Connecting with someone going through a similar experience can bring great comfort when managing a chronic condition like migraine. And the internet can help expand the likelihood of finding the perfect community.
According to WEGO Health’s behavioral intent study, 91 percent of participants said online communities play a role in decisions they make about their health.
Specifically, they turn to social media to post about their personal health experience or interact with someone about their own experiences. Participants also turn to the internet to gather information, read reviews, and share reviews.
Results from the study showed that Facebook was the most popular platform for engaging about health — 87 percent of participants said they share health info via Facebook posts, while 81 percent said they share health info via Facebook messaging.
According to a study published in Surgery, when a group of surgeons created a Facebook group for people with a history of liver transplant, 95 percent reported it had a positive impact on their care.
Sarah Rathsack, who has lived with chronic migraine for more than a decade, can relate.
While she blogs about her experience at My Migraine Life, she says social media also allows for the opportunity to make connections.

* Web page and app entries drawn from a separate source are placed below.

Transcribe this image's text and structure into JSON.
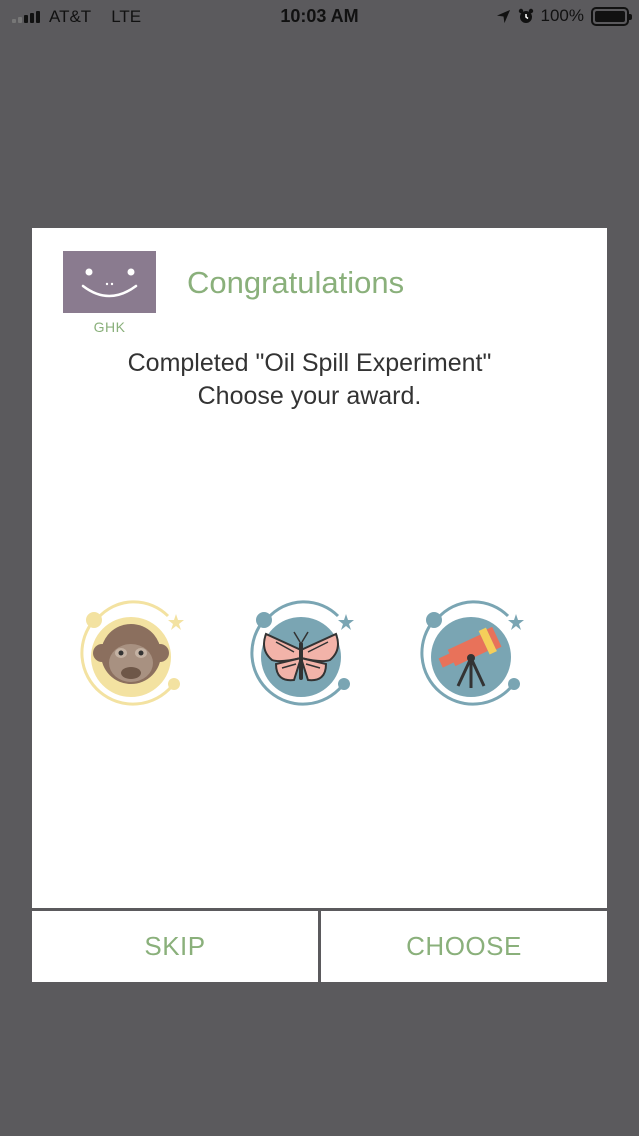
{
  "status_bar": {
    "carrier": "AT&T",
    "network": "LTE",
    "time": "10:03 AM",
    "battery": "100%",
    "icons": [
      "signal-icon",
      "location-arrow-icon",
      "alarm-clock-icon",
      "battery-icon"
    ]
  },
  "dialog": {
    "avatar_name": "GHK",
    "title": "Congratulations",
    "message_line1": "Completed \"Oil Spill Experiment\"",
    "message_line2": "Choose your award.",
    "awards": [
      {
        "name": "monkey-award-icon",
        "color": "#f3e2a1"
      },
      {
        "name": "butterfly-award-icon",
        "color": "#7aa5b3"
      },
      {
        "name": "telescope-award-icon",
        "color": "#7aa5b3"
      }
    ],
    "buttons": {
      "skip": "SKIP",
      "choose": "CHOOSE"
    }
  },
  "colors": {
    "backdrop": "#5b5a5d",
    "accent_green": "#8ab07b",
    "avatar_bg": "#8a7b8f",
    "dialog_bg": "#ffffff"
  }
}
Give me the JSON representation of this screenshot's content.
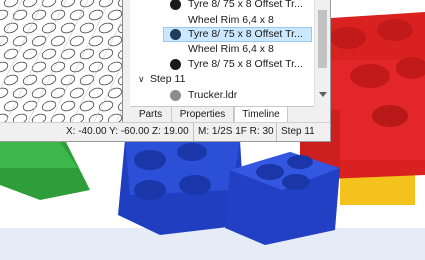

“I have my own support in person, but rely on a community of people who I know feel what I feel. My blog brings comments and motivates me to share my stories because it helps others relate and tell theirs. I join Facebook groups, follow hashtags I relate to, and follow other migraine warriors,” Rathsack says.
Mike Canadic made it his mission to use social media as an avenue to connect people living with migraine when he launched his blog Migraine Professional.
“I have founded the Migraine Professional community on Facebook, Instagram, Pinterest, and through the blog, and that has been my main source for inspiration from all of the incredible migraine warriors working every day to better their brains and bodies,” says Canadic.
While Olivia Rehberger, who has lived with migraine headaches for many years, has participated in several online support groups, she says many can be counterproductive.
She started the blog Invisibly Enhanced to create a positive place for the migraine community.
Her latest endeavor involves embracing the free Migraine Healthline app, which she says exudes an inspiring vibe.
“[It] doesn’t feel like ‘whose scar is worse?’ It’s just a positive and constructive community that just gets it. I don’t feel like I have to be anything other than honest there about how I’m feeling. Not to complain, but to feel like I’m not alone in this,” Rehberger says.
Designed for people living with migraine, the app includes features such as daily group discussions led by a Migraine Guide.
- alternative therapies
- managing migraine at school and work
- mental health
- family life
- social life
- navigating healthcare
- prodrome and postdrome
- so much more
Rehberger says having discussions in the app creates a safe space unique to other channels.
“[The app creates] a little pocket of support for people in search of that sense of support and community. Migraine makes maintaining a social life difficult and this app kind of takes the pressure off. When I don’t want to go on Instagram or [other] social media, I’m usually on Healthline sharing things that would be harder for me to put on [other] social media,” she says.
Canadic agrees, noting that the Migraine app sets itself apart from social media channels.
“I like the Healthline Migraine community because it feels like our own separate community apart from all the social media. It’s safe, fresh, and new so I feel like I can share whatever is on my mind and tune into the thoughts and experiences of everyone on there for more ideas, tips, and tricks,” he says.
He looks most forward to the live discussions with guides and influencers.
“[They are] there to encourage and inspire us with their successes and failures. It’s a great way for us to connect and bring the community together with the wealth of information and experience each and every one of us has,” Canadic says.
Rathsack enjoys the group discussions, too.
“I already have related to many on the different issues and categories of need,” she says. “Migraine Healthline has given more of a privacy vibe with notifications that remind me and notify me of friends, chats, and information available. The app gives another opportunity to give power to a person living with migraine. It’s a place to learn and relate to many that know what you are going through. Listening and following others’ journey gives direction for my own.”
Getting matched daily with other members based on similarities is Rehberger’s favorite part of the app.
The match feature allows members to find each other by browsing profiles and requesting to match instantly. Once connected, members can begin messaging each other and sharing photos.
“It’s like Bumble for the migraine community,” says Rehberger.
Migraine Healthline also provides a Discover section that allows users to find informative articles reviewed by Healthline medical professionals about topics ranging from diagnosis and triggers, to treatment and mental health, to clinical trials and the latest migraine research.
Additionally, the section includes personal stories and testimonials from those living with migraine.
Download the app here.